The “hostage” segments exacerbate this problem. If you think guiding someone with these mechanics equals fun, then you need help. Let’s say I had more than my fair share of frustration at how loosely the other person moved. It didn’t matter if I did the sequence in the EXACT SAME fashion; he would move differently every time, usually to his death. It’s frustrating and annoying to deal with inconsistent mechanics. This even extends to the level design. For a game so focused on a central mechanic, it also has a Metroid-style map. This makes no sense to me; why have exploration at all? It pads the already-short length of the game for absolutely no discernible reason. There’s nothing to find, other than useless collectibles which open challenge maps (and, given the above, I doubt you’d play them).
The music made much of the experience more palatable by being incredibly catchy.

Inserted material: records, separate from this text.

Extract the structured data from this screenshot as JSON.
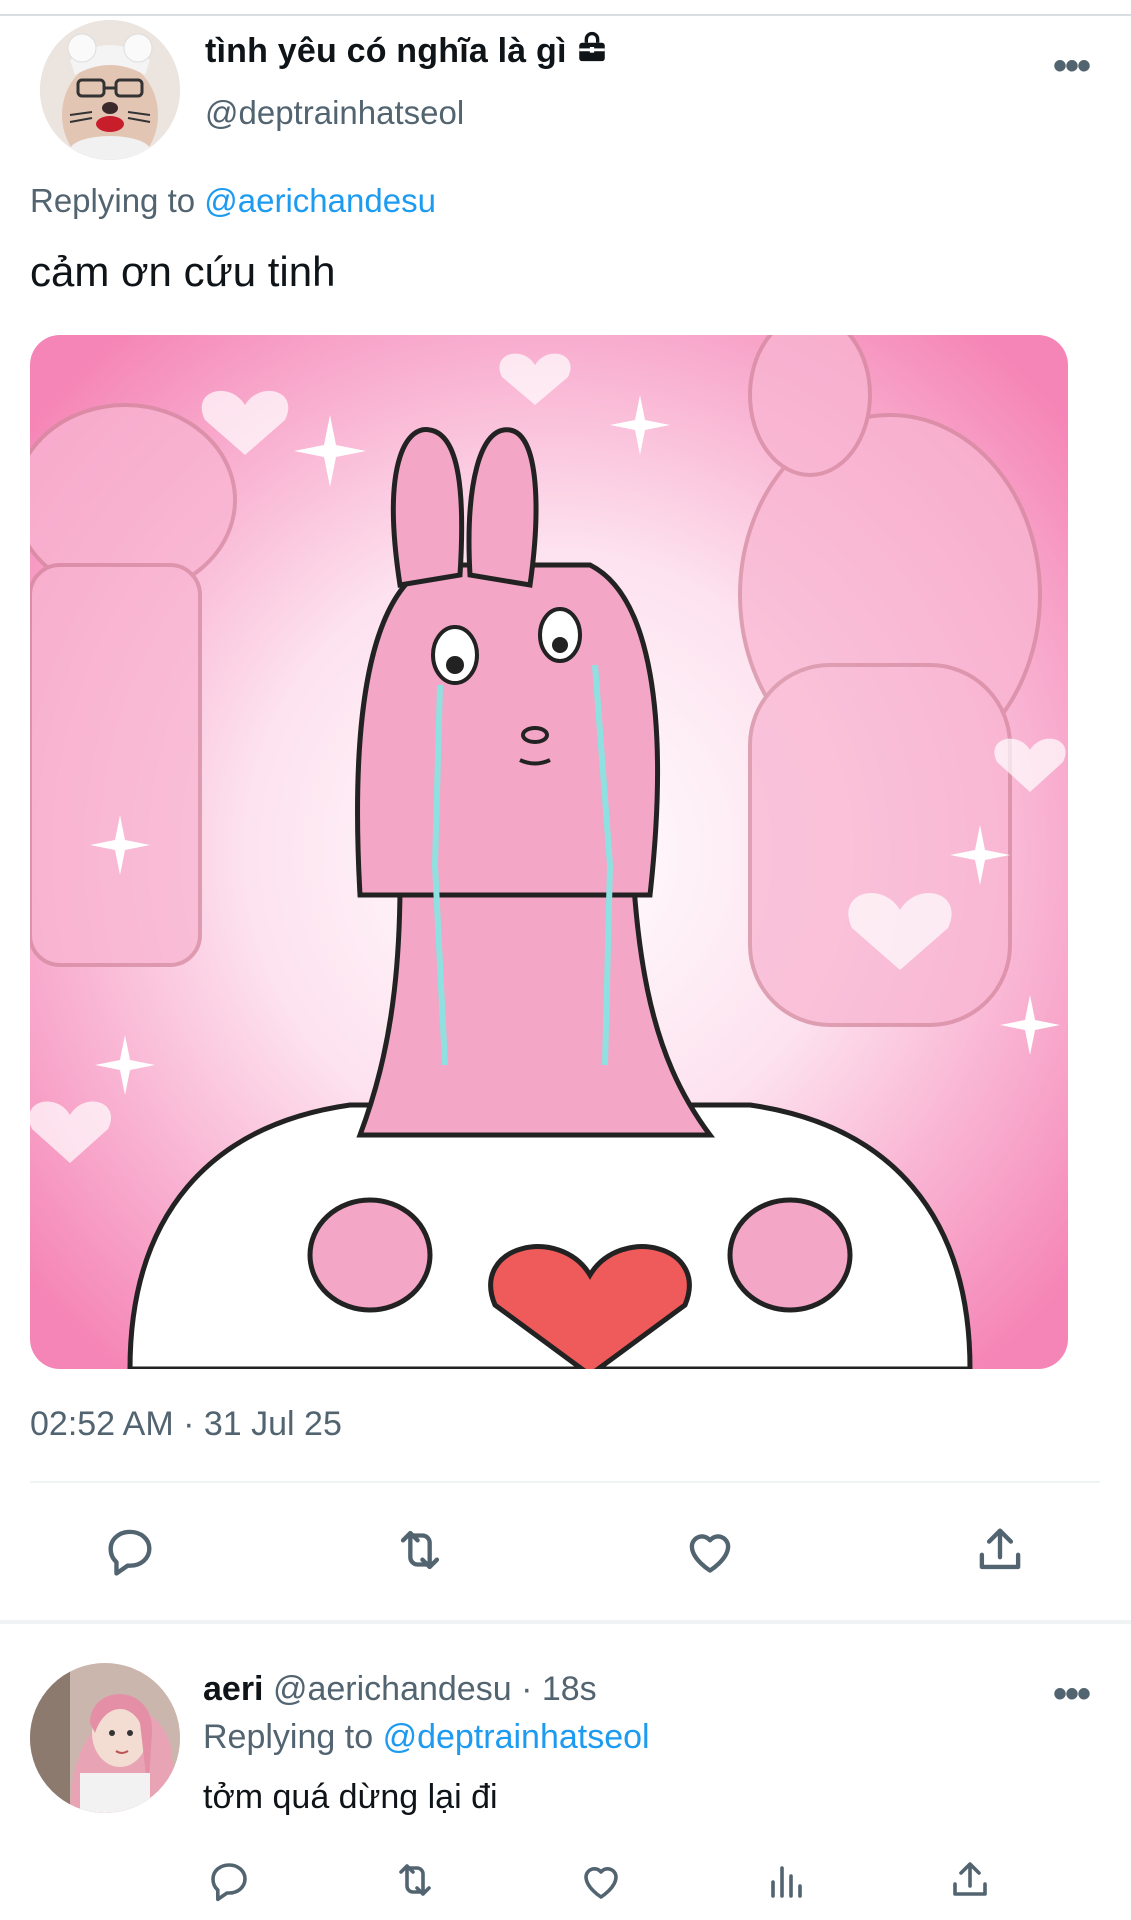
{
  "tweet": {
    "display_name": "tình yêu có nghĩa là gì",
    "lock_icon": "lock-icon",
    "handle": "@deptrainhatseol",
    "replying_prefix": "Replying to",
    "replying_to": "@aerichandesu",
    "text": "cảm ơn cứu tinh",
    "media_icon": "crying-pink-bunny-image",
    "timestamp": "02:52 AM · 31 Jul 25",
    "actions": [
      "reply-icon",
      "retweet-icon",
      "like-icon",
      "share-icon"
    ]
  },
  "reply": {
    "display_name": "aeri",
    "handle_time": "@aerichandesu · 18s",
    "replying_prefix": "Replying to",
    "replying_to": "@deptrainhatseol",
    "text": "tởm quá dừng lại đi",
    "actions": [
      "reply-icon",
      "retweet-icon",
      "like-icon",
      "views-icon",
      "share-icon"
    ]
  },
  "colors": {
    "accent": "#1d9bf0",
    "secondary_text": "#536471",
    "media_pink": "#f8a8cc"
  }
}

At the same time I cursed at the game’s flaws, I was also enthralled by its soundtrack. But, frankly, it’s no more essential to the game than its aesthetic sense. The graphics don’t endear themselves to me at all; they mimic the look of the Commodore 64, and work well to that effect, but was it necessary to make it this simplistic? Even so, some levels have flashing lights and background sprites that obscure the action in front, making even more deaths that aren’t your fault. A cleaner interface would have done wonders to some segments (especially the bouncing wire stuff; it was almost seizure-inducing at times). Overall, though, it’s a case of mixed signals.
VVVVVV doesn’t understand what it wants. It neither captures the essence of old-school difficulty, nor does it marry that style to the modern obsessions with “failure thresholds”. Rather, because of its checkpoints, it’s an incredibly easy game that anyone can finish with enough time and effort (unlike, say, having millions of monkey writing Shakespeare given infinite time). It’s a shame, given that the game doesn’t even match up to the music at all. It’s a platformer that doesn’t guide the player to new heights, only frustrations. These games, especially in linear experiences, require a guiding hand – give them the tools necessary to overcome obstacles and they will overcome the world.
Imagine a Mario game without its unwritten and apparent tutorial, or Sonic without speed, or Mega Man without precise platforming and weapon choice. VVVVVV takes the form and leaves the content. It presents a challenge, sure, but it doesn’t make this a trimuph of skill – rather, it’s full of frustrations and death. Lots of death. But never victory over death – it turns it into a trivial element. That cannot stand, even in games. If games don’t have gravity or consequences, what do they say about us? That nothing we do matters, and that we can do as they wish? Rather, we should take a cue from Matthew 10:
28 Do not fear those who kill the body but are unable to kill the soul; but rather fear Him who is able to destroy both soul and body in hell. 29 Are not two sparrows sold for a cent? And yet not one of them will fall to the ground apart from your Father. 30 But the very hairs of your head are all numbered. 31 So do not fear; you are more valuable than many sparrows.
Without a guiding hand of the game designer, a game fails; so it is in games, so it is in real life.